where the writers are
My Favorite Garden
Award-winning book helps young children cope with a loved one's cancer diagnosis and treatment.

There was a time when I was lost; a time of pain and discovery when all I knew was wrong and what I had to learn seemed more than I could handle. It was during that time that I'd found comfort and strength in my garden.  


I would sit on the same stepping stone every night, the one with the striations from millions of years of pressure. It held the warmth of the summer sun, long after the sun had set. I'd take my flip flops off and place my feet carefully on the rough mulch, now and again feeling a prick from a wooden shard, but I didn't care. No physical pain could hurt me as much as the emotional pain I felt. 


More often than not, a cold tear would run down my cheek. Taking a deep breath, I would scan the ground around me, trying to find something, anything, to focus my mind on. The tiny, bird's nest fungus, camouflaged in the mulch that popped up during the previous night's rain, had already dried to a crisp in the mid-afternoon sun, their tiny black eggs ready to explode to life once touched by rain again.   Brightly colored pansies illuminated by the moonlight would smile at me and the smell of roses filled the air. There were over fifteen varieties of rose bushes, but the most fragrant were the Old English roses, petite and pink.  On the southern border of the garden stood a row of forsythia, their springtime yellow blooms long gone and replaced with lush foliage. Tall ferns lined the western edge of the garden which led into the dark shadows of a stand of oak trees.   To the east was the willow, tall and lofty, it's trunk majestically reaching for the stars while it's branches desperately grasped for the ground.   A soft breeze whispered through the leaves and crickets would sing.  Bard owls would call in the distance.  


The garden was a place of peace and wonder.  A place where I could be at one with myself and the world around me, with no interruptions other than the beauty of life itself.  It is where I grew, I lived and I survived.  I long to see it again.  


1 Comment count
Comment Bubble Tip
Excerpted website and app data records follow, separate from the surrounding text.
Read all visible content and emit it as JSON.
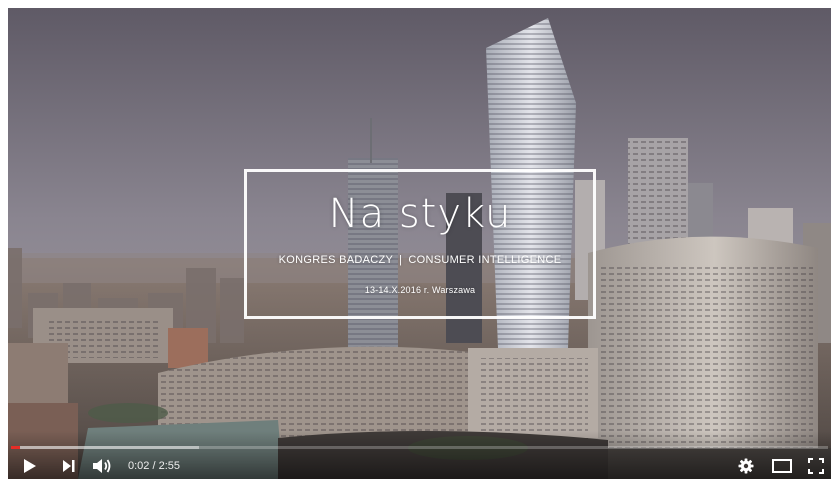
{
  "video": {
    "title_main": "Na styku",
    "subtitle_left": "KONGRES BADACZY",
    "subtitle_sep": "|",
    "subtitle_right": "CONSUMER INTELLIGENCE",
    "date_line": "13-14.X.2016 r. Warszawa",
    "scene": "warsaw-skyline-frame"
  },
  "player": {
    "current_time": "0:02",
    "time_sep": " / ",
    "duration": "2:55",
    "progress": {
      "played_fraction": 0.011,
      "loaded_fraction": 0.23
    },
    "accent_color": "#e52d27",
    "icons": {
      "play": "play-icon",
      "next": "next-icon",
      "volume": "volume-icon",
      "settings": "gear-icon",
      "theater": "theater-mode-icon",
      "fullscreen": "fullscreen-icon"
    }
  }
}
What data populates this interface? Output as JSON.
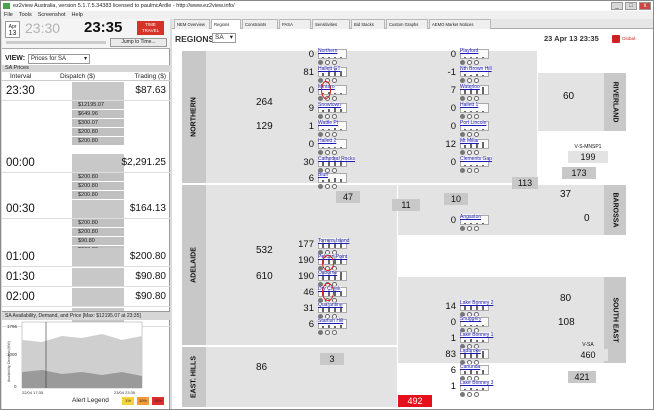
{
  "window": {
    "title": "ez2view Australia, version 5.1.7.5.34383 licensed to paulmcArdle - http://www.ez2view.info/"
  },
  "menu": [
    "File",
    "Tools",
    "Screenshot",
    "Help"
  ],
  "timebar": {
    "cal_month": "Apr",
    "cal_day": "13",
    "prev_time": "23:30",
    "time": "23:35",
    "badge": "TIME TRAVEL",
    "jump": "Jump to Time..."
  },
  "view": {
    "label": "VIEW:",
    "value": "Prices for SA"
  },
  "prices_panel": {
    "title": "SA Prices",
    "col_interval": "Interval",
    "col_dispatch": "Dispatch ($)",
    "col_trading": "Trading ($)",
    "rows": [
      {
        "interval": "23:30",
        "trading": "$87.63",
        "dispatch": [
          "$12195.07",
          "$649.96",
          "$300.07",
          "$200.80",
          "$200.80"
        ]
      },
      {
        "interval": "00:00",
        "trading": "$2,291.25",
        "dispatch": [
          "$200.80",
          "$200.80",
          "$200.80",
          "$200.80",
          "$200.80"
        ]
      },
      {
        "interval": "00:30",
        "trading": "$164.13",
        "dispatch": [
          "$200.80",
          "$200.80",
          "$90.80",
          "$200.80"
        ]
      },
      {
        "interval": "01:00",
        "trading": "$200.80",
        "dispatch": []
      },
      {
        "interval": "01:30",
        "trading": "$90.80",
        "dispatch": []
      },
      {
        "interval": "02:00",
        "trading": "$90.80",
        "dispatch": []
      },
      {
        "interval": "02:30",
        "trading": "$90.80",
        "dispatch": []
      }
    ]
  },
  "sa_chart": {
    "title": "SA Availability, Demand, and Price [Max: $12195.07 at 23:35]",
    "ylabel": "Availability, Demand (MW)",
    "y_ticks": [
      "1796",
      "1000",
      "0"
    ],
    "x_ticks": [
      "22/04 17:35",
      "23/04 23:35"
    ],
    "alert_legend": "Alert Legend",
    "alert_levels": [
      {
        "label": "1%",
        "color": "#f5d23b"
      },
      {
        "label": "10%",
        "color": "#f19a3a"
      },
      {
        "label": "15%",
        "color": "#e02c2c"
      }
    ]
  },
  "chart_data": {
    "type": "area",
    "title": "SA Availability, Demand, and Price [Max: $12195.07 at 23:35]",
    "ylabel": "Availability, Demand (MW)",
    "ylim": [
      0,
      1796
    ],
    "x": [
      "22/04 17:35",
      "23/04 23:35"
    ],
    "series": []
  },
  "tabs": [
    "NEM Overview",
    "Regions",
    "Constraints",
    "PASA",
    "Sensitivities",
    "Bid Stacks",
    "Custom Graphs",
    "AEMO Market Notices"
  ],
  "active_tab": "Regions",
  "regions_header": {
    "label": "REGIONS:",
    "value": "SA",
    "date": "23 Apr 13 23:35",
    "logo": "Global-Roam"
  },
  "regions": [
    {
      "name": "NORTHERN",
      "gen": "264",
      "load": "129"
    },
    {
      "name": "ADELAIDE",
      "gen": "532",
      "load": "610"
    },
    {
      "name": "EAST. HILLS",
      "gen": "86"
    },
    {
      "name": "RIVERLAND",
      "gen": "60"
    },
    {
      "name": "BAROSSA",
      "gen": "37",
      "load": "0"
    },
    {
      "name": "SOUTH EAST",
      "gen": "80",
      "load": "108"
    }
  ],
  "generators": [
    {
      "name": "Northern",
      "mw": "0"
    },
    {
      "name": "Hallett GT",
      "mw": "81"
    },
    {
      "name": "Mintaro",
      "mw": "0"
    },
    {
      "name": "Snowtown",
      "mw": "9"
    },
    {
      "name": "Wattle Pt",
      "mw": "1"
    },
    {
      "name": "Hallett 2",
      "mw": "0"
    },
    {
      "name": "Cathedral Rocks",
      "mw": "30"
    },
    {
      "name": "Bluff",
      "mw": "6"
    },
    {
      "name": "Playford",
      "mw": "0"
    },
    {
      "name": "Nth Brown Hill",
      "mw": "-1"
    },
    {
      "name": "Waterloo",
      "mw": "7"
    },
    {
      "name": "Hallett 1",
      "mw": "0"
    },
    {
      "name": "Port Lincoln",
      "mw": "0"
    },
    {
      "name": "Mt Millar",
      "mw": "12"
    },
    {
      "name": "Clements Gap",
      "mw": "0"
    },
    {
      "name": "Angaston",
      "mw": "0"
    },
    {
      "name": "Torrens Island",
      "mw": "177"
    },
    {
      "name": "Pelican Point",
      "mw": "190"
    },
    {
      "name": "Osborne",
      "mw": "190"
    },
    {
      "name": "Dry Creek",
      "mw": "46"
    },
    {
      "name": "Quarantine",
      "mw": "31"
    },
    {
      "name": "Starfish Hill",
      "mw": "6"
    },
    {
      "name": "Lake Bonney 2",
      "mw": "14"
    },
    {
      "name": "Snuggery",
      "mw": "0"
    },
    {
      "name": "Lake Bonney 1",
      "mw": "1"
    },
    {
      "name": "Ladbroke",
      "mw": "83"
    },
    {
      "name": "Canunda",
      "mw": "6"
    },
    {
      "name": "Lake Bonney 3",
      "mw": "1"
    }
  ],
  "flows": {
    "north_adel": "47",
    "north_riv": "113",
    "adel_north": "11",
    "baro_adel": "10",
    "adel_eh": "3",
    "vic_sa": "492",
    "riv_rv": "173"
  },
  "interconnectors": [
    {
      "name": "V-S-MNSP1",
      "mw": "199"
    },
    {
      "name": "V-SA",
      "mw": "460",
      "extra": "421"
    }
  ]
}
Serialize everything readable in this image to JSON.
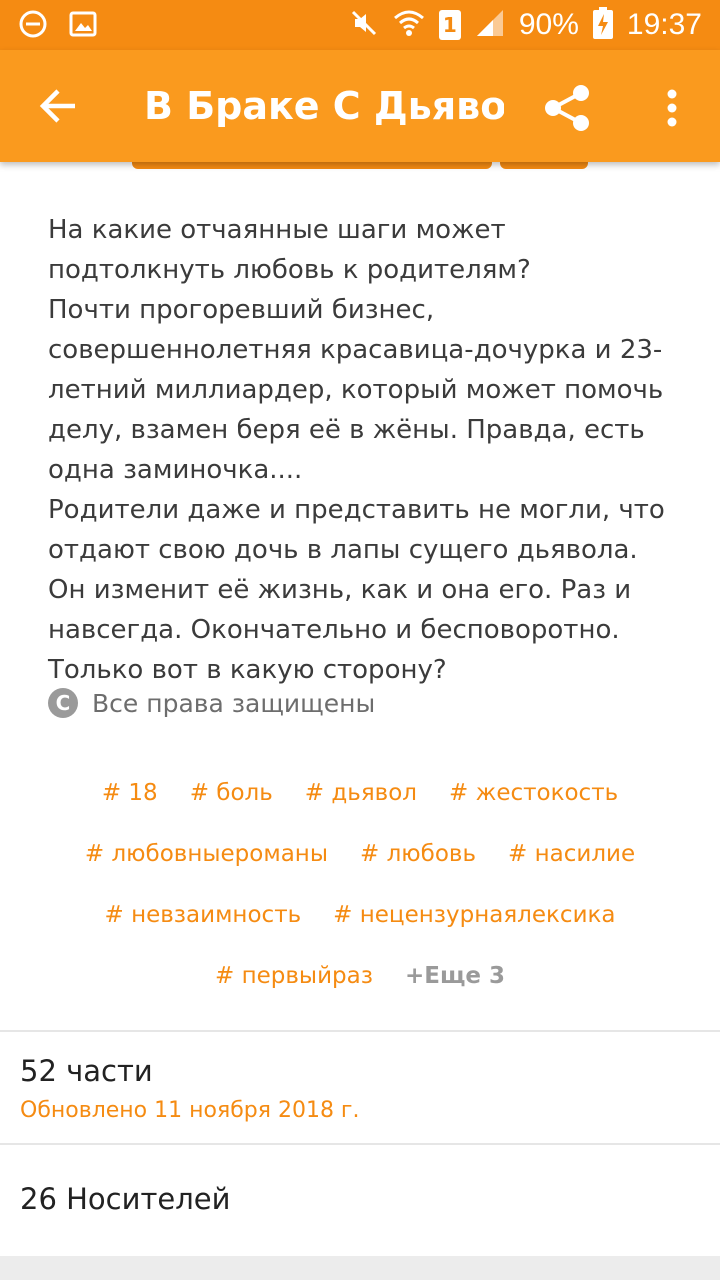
{
  "status_bar": {
    "battery": "90%",
    "time": "19:37",
    "sim_slot": "1"
  },
  "app_bar": {
    "title": "В Браке С Дьяво…"
  },
  "description": "На какие отчаянные шаги может подтолкнуть любовь к родителям?\nПочти прогоревший бизнес, совершеннолетняя красавица-дочурка и 23-летний миллиардер, который может помочь делу, взамен беря её в жёны. Правда, есть одна заминочка....\nРодители даже и представить не могли, что отдают свою дочь в лапы сущего дьявола.\nОн изменит её жизнь, как и она его. Раз и навсегда. Окончательно и бесповоротно.\nТолько вот в какую сторону?",
  "copyright": {
    "symbol": "C",
    "text": "Все права защищены"
  },
  "tags": {
    "row1": [
      "# 18",
      "# боль",
      "# дьявол",
      "# жестокость"
    ],
    "row2": [
      "# любовныеромaны",
      "# любовь",
      "# насилие"
    ],
    "row3": [
      "# невзаимность",
      "# нецензурнаялексика"
    ],
    "row4": [
      "# первыйраз"
    ],
    "more": "+Еще 3"
  },
  "parts": {
    "count": "52 части",
    "updated": "Обновлено 11 ноября 2018 г."
  },
  "media": {
    "label": "26 Носителей"
  },
  "colors": {
    "accent": "#FA9A1E",
    "status_bar": "#F58B12",
    "tag": "#F58B12"
  }
}
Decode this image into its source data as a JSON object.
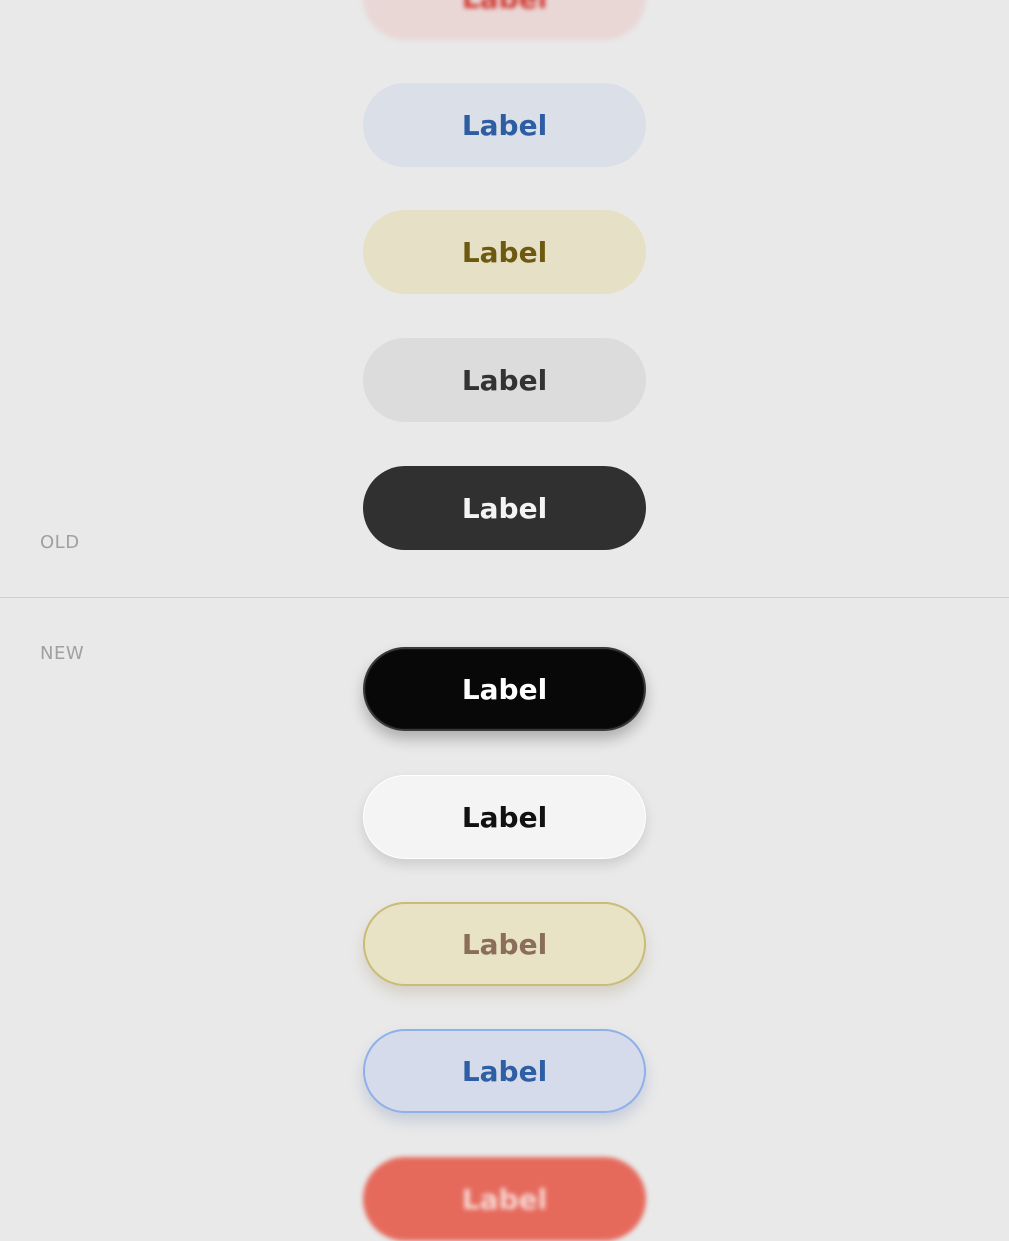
{
  "sections": {
    "old_label": "OLD",
    "new_label": "NEW"
  },
  "old_buttons": [
    {
      "label": "Label",
      "variant": "red-tint",
      "text_color": "#d23a34",
      "bg_color": "#e9d7d6"
    },
    {
      "label": "Label",
      "variant": "blue-tint",
      "text_color": "#2f5da3",
      "bg_color": "#dadfe8"
    },
    {
      "label": "Label",
      "variant": "yellow-tint",
      "text_color": "#6d5a10",
      "bg_color": "#e6e0c6"
    },
    {
      "label": "Label",
      "variant": "gray-tint",
      "text_color": "#333333",
      "bg_color": "#dcdcdc"
    },
    {
      "label": "Label",
      "variant": "dark",
      "text_color": "#f4f4f4",
      "bg_color": "#313030"
    }
  ],
  "new_buttons": [
    {
      "label": "Label",
      "variant": "black",
      "text_color": "#ffffff",
      "bg_color": "#080808"
    },
    {
      "label": "Label",
      "variant": "white",
      "text_color": "#111111",
      "bg_color": "#f4f4f4"
    },
    {
      "label": "Label",
      "variant": "yellow",
      "text_color": "#8a6d5a",
      "bg_color": "#e8e3c5"
    },
    {
      "label": "Label",
      "variant": "blue",
      "text_color": "#2e5fa4",
      "bg_color": "#d6dbeb"
    },
    {
      "label": "Label",
      "variant": "red",
      "text_color": "#f7d7d2",
      "bg_color": "#e56a5c"
    }
  ]
}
The family sat down to the table near the garden in this far away land. The green vegetables that they ate were a lot like the roses that grew up the side of the house. They were over grown and had out stretched their boundaries like a massive tree whose roots had destroyed the sidewalk.

The ferocious wind suddenly slapped the side of the stucco house like a giant chastising hand. Maybe the wind was embarrassing and had made the sides of the house red; they were like cheeks that had begun to blush. The red roses that covered the walls were coloring the edifice like a kiss from two big red lips.
Excerpt from "The Knights of Theunoan: The Gift of Dreams"